Task item:
Each entry is to be retyped without alteration, and no picture is to be included.

The records:
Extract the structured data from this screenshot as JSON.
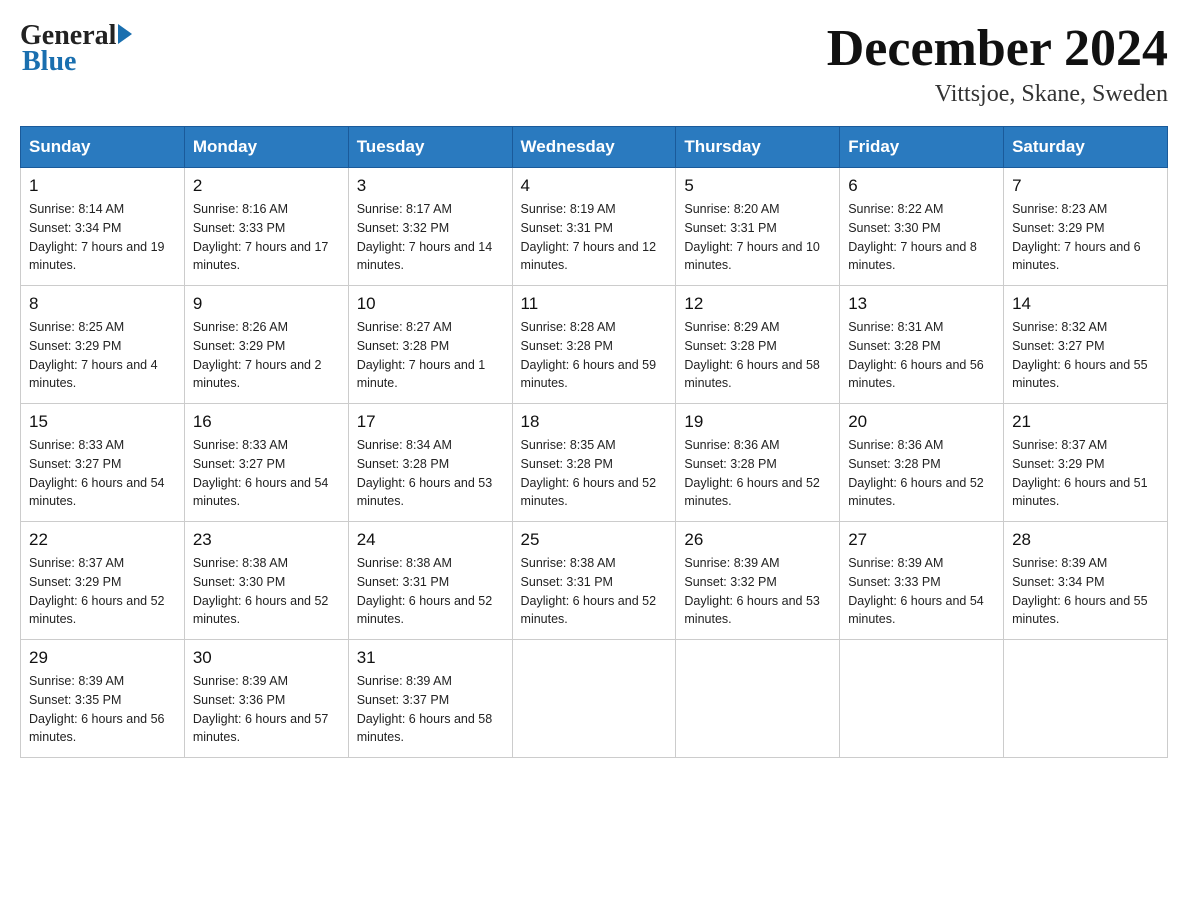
{
  "header": {
    "month_year": "December 2024",
    "location": "Vittsjoe, Skane, Sweden",
    "logo_general": "General",
    "logo_blue": "Blue"
  },
  "days_of_week": [
    "Sunday",
    "Monday",
    "Tuesday",
    "Wednesday",
    "Thursday",
    "Friday",
    "Saturday"
  ],
  "weeks": [
    [
      {
        "day": "1",
        "sunrise": "8:14 AM",
        "sunset": "3:34 PM",
        "daylight": "7 hours and 19 minutes."
      },
      {
        "day": "2",
        "sunrise": "8:16 AM",
        "sunset": "3:33 PM",
        "daylight": "7 hours and 17 minutes."
      },
      {
        "day": "3",
        "sunrise": "8:17 AM",
        "sunset": "3:32 PM",
        "daylight": "7 hours and 14 minutes."
      },
      {
        "day": "4",
        "sunrise": "8:19 AM",
        "sunset": "3:31 PM",
        "daylight": "7 hours and 12 minutes."
      },
      {
        "day": "5",
        "sunrise": "8:20 AM",
        "sunset": "3:31 PM",
        "daylight": "7 hours and 10 minutes."
      },
      {
        "day": "6",
        "sunrise": "8:22 AM",
        "sunset": "3:30 PM",
        "daylight": "7 hours and 8 minutes."
      },
      {
        "day": "7",
        "sunrise": "8:23 AM",
        "sunset": "3:29 PM",
        "daylight": "7 hours and 6 minutes."
      }
    ],
    [
      {
        "day": "8",
        "sunrise": "8:25 AM",
        "sunset": "3:29 PM",
        "daylight": "7 hours and 4 minutes."
      },
      {
        "day": "9",
        "sunrise": "8:26 AM",
        "sunset": "3:29 PM",
        "daylight": "7 hours and 2 minutes."
      },
      {
        "day": "10",
        "sunrise": "8:27 AM",
        "sunset": "3:28 PM",
        "daylight": "7 hours and 1 minute."
      },
      {
        "day": "11",
        "sunrise": "8:28 AM",
        "sunset": "3:28 PM",
        "daylight": "6 hours and 59 minutes."
      },
      {
        "day": "12",
        "sunrise": "8:29 AM",
        "sunset": "3:28 PM",
        "daylight": "6 hours and 58 minutes."
      },
      {
        "day": "13",
        "sunrise": "8:31 AM",
        "sunset": "3:28 PM",
        "daylight": "6 hours and 56 minutes."
      },
      {
        "day": "14",
        "sunrise": "8:32 AM",
        "sunset": "3:27 PM",
        "daylight": "6 hours and 55 minutes."
      }
    ],
    [
      {
        "day": "15",
        "sunrise": "8:33 AM",
        "sunset": "3:27 PM",
        "daylight": "6 hours and 54 minutes."
      },
      {
        "day": "16",
        "sunrise": "8:33 AM",
        "sunset": "3:27 PM",
        "daylight": "6 hours and 54 minutes."
      },
      {
        "day": "17",
        "sunrise": "8:34 AM",
        "sunset": "3:28 PM",
        "daylight": "6 hours and 53 minutes."
      },
      {
        "day": "18",
        "sunrise": "8:35 AM",
        "sunset": "3:28 PM",
        "daylight": "6 hours and 52 minutes."
      },
      {
        "day": "19",
        "sunrise": "8:36 AM",
        "sunset": "3:28 PM",
        "daylight": "6 hours and 52 minutes."
      },
      {
        "day": "20",
        "sunrise": "8:36 AM",
        "sunset": "3:28 PM",
        "daylight": "6 hours and 52 minutes."
      },
      {
        "day": "21",
        "sunrise": "8:37 AM",
        "sunset": "3:29 PM",
        "daylight": "6 hours and 51 minutes."
      }
    ],
    [
      {
        "day": "22",
        "sunrise": "8:37 AM",
        "sunset": "3:29 PM",
        "daylight": "6 hours and 52 minutes."
      },
      {
        "day": "23",
        "sunrise": "8:38 AM",
        "sunset": "3:30 PM",
        "daylight": "6 hours and 52 minutes."
      },
      {
        "day": "24",
        "sunrise": "8:38 AM",
        "sunset": "3:31 PM",
        "daylight": "6 hours and 52 minutes."
      },
      {
        "day": "25",
        "sunrise": "8:38 AM",
        "sunset": "3:31 PM",
        "daylight": "6 hours and 52 minutes."
      },
      {
        "day": "26",
        "sunrise": "8:39 AM",
        "sunset": "3:32 PM",
        "daylight": "6 hours and 53 minutes."
      },
      {
        "day": "27",
        "sunrise": "8:39 AM",
        "sunset": "3:33 PM",
        "daylight": "6 hours and 54 minutes."
      },
      {
        "day": "28",
        "sunrise": "8:39 AM",
        "sunset": "3:34 PM",
        "daylight": "6 hours and 55 minutes."
      }
    ],
    [
      {
        "day": "29",
        "sunrise": "8:39 AM",
        "sunset": "3:35 PM",
        "daylight": "6 hours and 56 minutes."
      },
      {
        "day": "30",
        "sunrise": "8:39 AM",
        "sunset": "3:36 PM",
        "daylight": "6 hours and 57 minutes."
      },
      {
        "day": "31",
        "sunrise": "8:39 AM",
        "sunset": "3:37 PM",
        "daylight": "6 hours and 58 minutes."
      },
      null,
      null,
      null,
      null
    ]
  ],
  "labels": {
    "sunrise_prefix": "Sunrise: ",
    "sunset_prefix": "Sunset: ",
    "daylight_prefix": "Daylight: "
  }
}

Expected output:
Extract the structured data from this screenshot as JSON.
{
  "header": {
    "month_year": "December 2024",
    "location": "Vittsjoe, Skane, Sweden",
    "logo_general": "General",
    "logo_blue": "Blue"
  },
  "days_of_week": [
    "Sunday",
    "Monday",
    "Tuesday",
    "Wednesday",
    "Thursday",
    "Friday",
    "Saturday"
  ],
  "weeks": [
    [
      {
        "day": "1",
        "sunrise": "8:14 AM",
        "sunset": "3:34 PM",
        "daylight": "7 hours and 19 minutes."
      },
      {
        "day": "2",
        "sunrise": "8:16 AM",
        "sunset": "3:33 PM",
        "daylight": "7 hours and 17 minutes."
      },
      {
        "day": "3",
        "sunrise": "8:17 AM",
        "sunset": "3:32 PM",
        "daylight": "7 hours and 14 minutes."
      },
      {
        "day": "4",
        "sunrise": "8:19 AM",
        "sunset": "3:31 PM",
        "daylight": "7 hours and 12 minutes."
      },
      {
        "day": "5",
        "sunrise": "8:20 AM",
        "sunset": "3:31 PM",
        "daylight": "7 hours and 10 minutes."
      },
      {
        "day": "6",
        "sunrise": "8:22 AM",
        "sunset": "3:30 PM",
        "daylight": "7 hours and 8 minutes."
      },
      {
        "day": "7",
        "sunrise": "8:23 AM",
        "sunset": "3:29 PM",
        "daylight": "7 hours and 6 minutes."
      }
    ],
    [
      {
        "day": "8",
        "sunrise": "8:25 AM",
        "sunset": "3:29 PM",
        "daylight": "7 hours and 4 minutes."
      },
      {
        "day": "9",
        "sunrise": "8:26 AM",
        "sunset": "3:29 PM",
        "daylight": "7 hours and 2 minutes."
      },
      {
        "day": "10",
        "sunrise": "8:27 AM",
        "sunset": "3:28 PM",
        "daylight": "7 hours and 1 minute."
      },
      {
        "day": "11",
        "sunrise": "8:28 AM",
        "sunset": "3:28 PM",
        "daylight": "6 hours and 59 minutes."
      },
      {
        "day": "12",
        "sunrise": "8:29 AM",
        "sunset": "3:28 PM",
        "daylight": "6 hours and 58 minutes."
      },
      {
        "day": "13",
        "sunrise": "8:31 AM",
        "sunset": "3:28 PM",
        "daylight": "6 hours and 56 minutes."
      },
      {
        "day": "14",
        "sunrise": "8:32 AM",
        "sunset": "3:27 PM",
        "daylight": "6 hours and 55 minutes."
      }
    ],
    [
      {
        "day": "15",
        "sunrise": "8:33 AM",
        "sunset": "3:27 PM",
        "daylight": "6 hours and 54 minutes."
      },
      {
        "day": "16",
        "sunrise": "8:33 AM",
        "sunset": "3:27 PM",
        "daylight": "6 hours and 54 minutes."
      },
      {
        "day": "17",
        "sunrise": "8:34 AM",
        "sunset": "3:28 PM",
        "daylight": "6 hours and 53 minutes."
      },
      {
        "day": "18",
        "sunrise": "8:35 AM",
        "sunset": "3:28 PM",
        "daylight": "6 hours and 52 minutes."
      },
      {
        "day": "19",
        "sunrise": "8:36 AM",
        "sunset": "3:28 PM",
        "daylight": "6 hours and 52 minutes."
      },
      {
        "day": "20",
        "sunrise": "8:36 AM",
        "sunset": "3:28 PM",
        "daylight": "6 hours and 52 minutes."
      },
      {
        "day": "21",
        "sunrise": "8:37 AM",
        "sunset": "3:29 PM",
        "daylight": "6 hours and 51 minutes."
      }
    ],
    [
      {
        "day": "22",
        "sunrise": "8:37 AM",
        "sunset": "3:29 PM",
        "daylight": "6 hours and 52 minutes."
      },
      {
        "day": "23",
        "sunrise": "8:38 AM",
        "sunset": "3:30 PM",
        "daylight": "6 hours and 52 minutes."
      },
      {
        "day": "24",
        "sunrise": "8:38 AM",
        "sunset": "3:31 PM",
        "daylight": "6 hours and 52 minutes."
      },
      {
        "day": "25",
        "sunrise": "8:38 AM",
        "sunset": "3:31 PM",
        "daylight": "6 hours and 52 minutes."
      },
      {
        "day": "26",
        "sunrise": "8:39 AM",
        "sunset": "3:32 PM",
        "daylight": "6 hours and 53 minutes."
      },
      {
        "day": "27",
        "sunrise": "8:39 AM",
        "sunset": "3:33 PM",
        "daylight": "6 hours and 54 minutes."
      },
      {
        "day": "28",
        "sunrise": "8:39 AM",
        "sunset": "3:34 PM",
        "daylight": "6 hours and 55 minutes."
      }
    ],
    [
      {
        "day": "29",
        "sunrise": "8:39 AM",
        "sunset": "3:35 PM",
        "daylight": "6 hours and 56 minutes."
      },
      {
        "day": "30",
        "sunrise": "8:39 AM",
        "sunset": "3:36 PM",
        "daylight": "6 hours and 57 minutes."
      },
      {
        "day": "31",
        "sunrise": "8:39 AM",
        "sunset": "3:37 PM",
        "daylight": "6 hours and 58 minutes."
      },
      null,
      null,
      null,
      null
    ]
  ],
  "labels": {
    "sunrise_prefix": "Sunrise: ",
    "sunset_prefix": "Sunset: ",
    "daylight_prefix": "Daylight: "
  }
}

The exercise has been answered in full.